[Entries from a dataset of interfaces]
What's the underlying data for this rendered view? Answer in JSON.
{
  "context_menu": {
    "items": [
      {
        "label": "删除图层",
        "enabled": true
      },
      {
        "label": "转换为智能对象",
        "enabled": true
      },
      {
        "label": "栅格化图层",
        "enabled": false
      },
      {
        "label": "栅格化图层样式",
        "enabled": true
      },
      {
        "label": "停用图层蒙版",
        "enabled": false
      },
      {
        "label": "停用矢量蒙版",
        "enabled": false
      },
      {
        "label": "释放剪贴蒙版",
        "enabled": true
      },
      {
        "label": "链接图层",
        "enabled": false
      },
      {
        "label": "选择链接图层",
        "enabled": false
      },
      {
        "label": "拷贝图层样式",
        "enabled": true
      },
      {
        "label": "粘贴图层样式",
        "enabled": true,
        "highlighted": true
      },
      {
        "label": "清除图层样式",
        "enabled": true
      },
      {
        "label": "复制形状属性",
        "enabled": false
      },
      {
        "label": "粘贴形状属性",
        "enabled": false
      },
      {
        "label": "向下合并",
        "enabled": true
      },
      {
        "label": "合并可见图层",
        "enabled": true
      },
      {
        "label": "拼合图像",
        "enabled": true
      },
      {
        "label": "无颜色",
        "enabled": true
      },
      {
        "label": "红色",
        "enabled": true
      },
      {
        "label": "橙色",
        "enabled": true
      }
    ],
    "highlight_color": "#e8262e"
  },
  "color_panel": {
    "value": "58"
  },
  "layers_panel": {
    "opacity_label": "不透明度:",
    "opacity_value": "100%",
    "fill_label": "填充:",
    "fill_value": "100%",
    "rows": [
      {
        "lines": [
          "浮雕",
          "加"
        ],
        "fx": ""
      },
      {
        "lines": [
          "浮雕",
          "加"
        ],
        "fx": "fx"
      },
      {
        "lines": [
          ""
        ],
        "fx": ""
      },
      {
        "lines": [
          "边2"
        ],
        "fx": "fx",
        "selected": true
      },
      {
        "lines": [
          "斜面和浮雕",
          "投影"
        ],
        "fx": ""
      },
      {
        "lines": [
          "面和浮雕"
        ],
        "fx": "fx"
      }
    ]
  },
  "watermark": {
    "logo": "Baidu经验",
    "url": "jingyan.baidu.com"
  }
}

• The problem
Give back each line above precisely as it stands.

• Task answer
What's the underlying data for this rendered view? Answer in JSON.
{
  "context_menu": {
    "items": [
      {
        "label": "删除图层",
        "enabled": true
      },
      {
        "label": "转换为智能对象",
        "enabled": true
      },
      {
        "label": "栅格化图层",
        "enabled": false
      },
      {
        "label": "栅格化图层样式",
        "enabled": true
      },
      {
        "label": "停用图层蒙版",
        "enabled": false
      },
      {
        "label": "停用矢量蒙版",
        "enabled": false
      },
      {
        "label": "释放剪贴蒙版",
        "enabled": true
      },
      {
        "label": "链接图层",
        "enabled": false
      },
      {
        "label": "选择链接图层",
        "enabled": false
      },
      {
        "label": "拷贝图层样式",
        "enabled": true
      },
      {
        "label": "粘贴图层样式",
        "enabled": true,
        "highlighted": true
      },
      {
        "label": "清除图层样式",
        "enabled": true
      },
      {
        "label": "复制形状属性",
        "enabled": false
      },
      {
        "label": "粘贴形状属性",
        "enabled": false
      },
      {
        "label": "向下合并",
        "enabled": true
      },
      {
        "label": "合并可见图层",
        "enabled": true
      },
      {
        "label": "拼合图像",
        "enabled": true
      },
      {
        "label": "无颜色",
        "enabled": true
      },
      {
        "label": "红色",
        "enabled": true
      },
      {
        "label": "橙色",
        "enabled": true
      }
    ],
    "highlight_color": "#e8262e"
  },
  "color_panel": {
    "value": "58"
  },
  "layers_panel": {
    "opacity_label": "不透明度:",
    "opacity_value": "100%",
    "fill_label": "填充:",
    "fill_value": "100%",
    "rows": [
      {
        "lines": [
          "浮雕",
          "加"
        ],
        "fx": ""
      },
      {
        "lines": [
          "浮雕",
          "加"
        ],
        "fx": "fx"
      },
      {
        "lines": [
          ""
        ],
        "fx": ""
      },
      {
        "lines": [
          "边2"
        ],
        "fx": "fx",
        "selected": true
      },
      {
        "lines": [
          "斜面和浮雕",
          "投影"
        ],
        "fx": ""
      },
      {
        "lines": [
          "面和浮雕"
        ],
        "fx": "fx"
      }
    ]
  },
  "watermark": {
    "logo": "Baidu经验",
    "url": "jingyan.baidu.com"
  }
}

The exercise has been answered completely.